After reading this post, I got the urge to write a reply of some sorts, with my thoughts about dropping out to build a startup.

My advice: Don’t do it, there is always time, but it’s harder to get back to studying once you’ve dropped out.

What set me going was this last paragraph of the post

As a result, my advice to anyone thinking of dropping out is to keep studying, and use every opportunity to build projects and startups on the side. When something starts to work, you’ll have that same feeling that many others have, and you’ll know that it’s your duty to keep building it and bring it to the world. Until that happens, keep studying and keep building. When it happens, drop out slowly.

There is no such thing as “drop out slowly”. You either drop out or you don’t. Once you’ve got your own startup, you are “supposed” to put all your energy and time into it. People take Steve Jobs, Bill Gates, and Zuckerberg as examples, and generally don’t go back to studying, because “there is no time for it”.

As the article says, you go through a very fast, compressed, learning stage when you have your own startup. You learn so many things that it kind of feels irrelevant to go back to studying.

My story

I’m not a dropout, but I’ve still found my way to building startups, making money, and following my dreams.

I’ve worked since I was 17, whilst still in high school. I started off working as a developer and photographer at a jewellery factory. I started university, and joined a software development firm. I chose a university that would adapt to my work hours. Sometimes I would go to uni at night, other times I would take online courses, etc. My bosses knew that schools comes first, so when I had to take a mid-day course for a few months, they would allow me to leave the office for 2 hours at lunch time.

At the same time, I was working on starting my own business, developing CMS and CRM systems. So, how can you handle two jobs and uni at the same time? Trust me, it’s possible. It’s all about time management and good communication. As long as you know how to prioritise, organise, communicate, schedule, and perform well, then you can master anything in life.

So, fast-forward a few years, and I’m in Scotland doing a master degree in Artificial Intelligence, whilst working part-time for a financial software company, and freelancing as a web designer in my spare time.

I managed to get through the course, fly back home, and carry on with my start-up. Right now I’ve got over twenty clients, whom I do web systems, websites, and other custom projects for.

You don’t need to drop out to get your own projects going. You just need to know how to organise your life, find a flexible course or university, communicate well with your clients, co-founders and university staff to let them know what you are doing, organise your time adequately to cater for all your needs, and get to work.

The number one thing I learned

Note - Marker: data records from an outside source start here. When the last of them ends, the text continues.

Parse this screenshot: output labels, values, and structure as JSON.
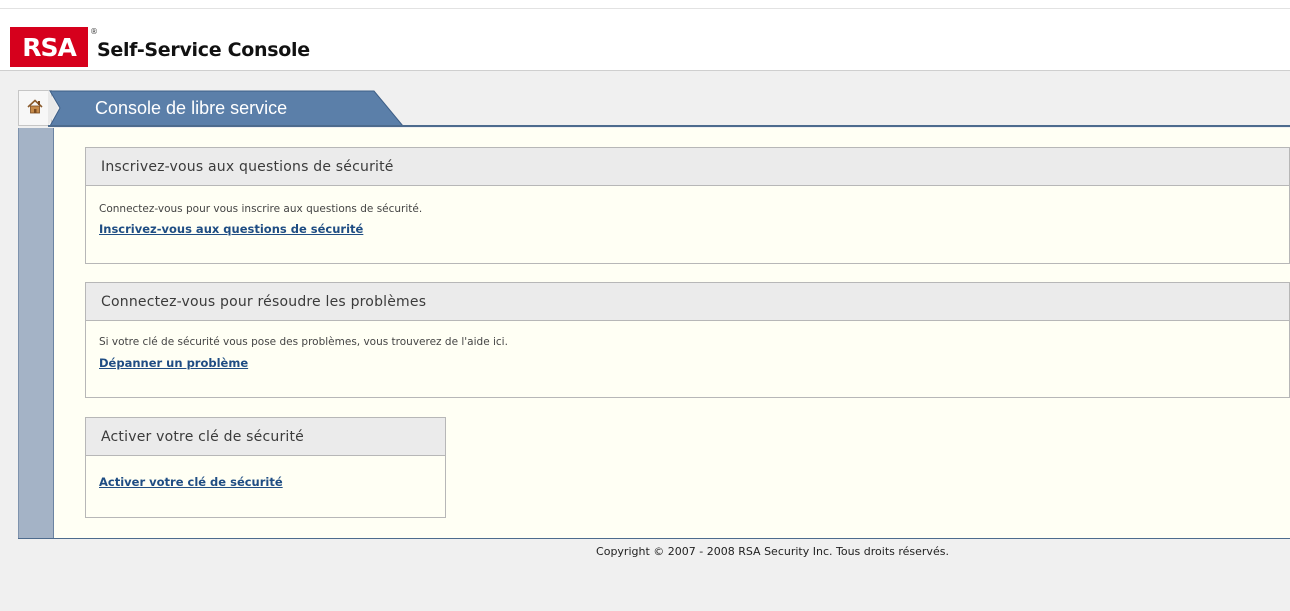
{
  "brand": {
    "logo_text": "RSA",
    "reg_mark": "®",
    "app_title": "Self-Service Console"
  },
  "nav": {
    "home_icon": "home-icon",
    "tab_label": "Console de libre service"
  },
  "sections": [
    {
      "title": "Inscrivez-vous aux questions de sécurité",
      "description": "Connectez-vous pour vous inscrire aux questions de sécurité.",
      "link": "Inscrivez-vous aux questions de sécurité"
    },
    {
      "title": "Connectez-vous pour résoudre les problèmes",
      "description": "Si votre clé de sécurité vous pose des problèmes, vous trouverez de l'aide ici.",
      "link": "Dépanner un problème"
    },
    {
      "title": "Activer votre clé de sécurité",
      "link": "Activer votre clé de sécurité"
    }
  ],
  "footer": {
    "copyright": "Copyright © 2007 - 2008 RSA Security Inc. Tous droits réservés."
  },
  "colors": {
    "brand_red": "#d6001c",
    "tab_blue": "#5b7fa9",
    "link_blue": "#1f4d83",
    "content_bg": "#fffff4"
  }
}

I took away from this experience that what you learn at uni, you apply in your start-up and other jobs, and vice-versa. It is a constructive symbiosis that will help you grow intellectually, as well as economically. Furthermore, when you finally graduate, you will be much better prepared to manage your start-up than you would have been if you would have dropped out.

Now, my experience and words might not work for everyone, but it certainly worked for me. So think first, analyse, compare experiences, do research, and then decide. Because when you drop out, it might be the last time you ever go back to the classroom.

5 thoughts to “Avoid dropping out at all costs

  • Arturo

    I agree with you, Mr Miffe.

  • Virendra Rajput

    well not all can handle the studies and the startup part simultaneously!! Its just one thing at a time. You cant focus much on your product along with all the studies ie. uni work load.

    • lemiffe

      @Virendra I think it all comes down to which uni you go to and how much time you have available. I’ve always studied/worked all day, from 8 or 9 AM to 9 PM. I often have meetings that end at 10 or 11 PM. Then I watch a quick movie, go to sleep, wake up and repeat the process. Some people say at times it has seemed that I don’t have a life, but if you really enjoy what you do, then you’ll put up with the long work/study hours.

  • Annon

    Sounds like you didn’t pay close attention to what he said. You’ll know when to drop out…if that moment ever comes. Also, it’s sounds more like you have a lifestyle business on your hands, not necessarily a startup. They’re very different beasts. Building “web systems” for roughly 20 clients is a consulting business. That’s honorable in and of itself, but what the original article refers to is doing big projects, with several hundreds of thousands of users (customers), and being forced to learn a lot in the process. Now, that’s not to say that your can’t learn a lot in uni or that it isn’t valuable — because it is. Uni is not the only way to become educated and for self-sufficient, self-directed, self-motivated individuals it may not even be the best method once they happen upon a system (business) that is growing dramatically and successful.

    Drop out if you need to. If it makes sense to. Otherwise stay the course.

    • lemiffe

      I did get the point about the article, I must admit I did not read it fully, but what struck me as a bit harsh was that last sentence you point to: “Drop out if you need to. If it makes sense to”. All I wanted to emphasise is that it should be a last option kind of thing. Otherwise, it’s just plain hard to get back to studying. You get stuck in business. One of my friends just got back to finishing and is now 35 years old. It’s easier to get studying done with early on, as early as possible, and then get down to work, instead of splitting things or leaving things for later.

Comments are closed.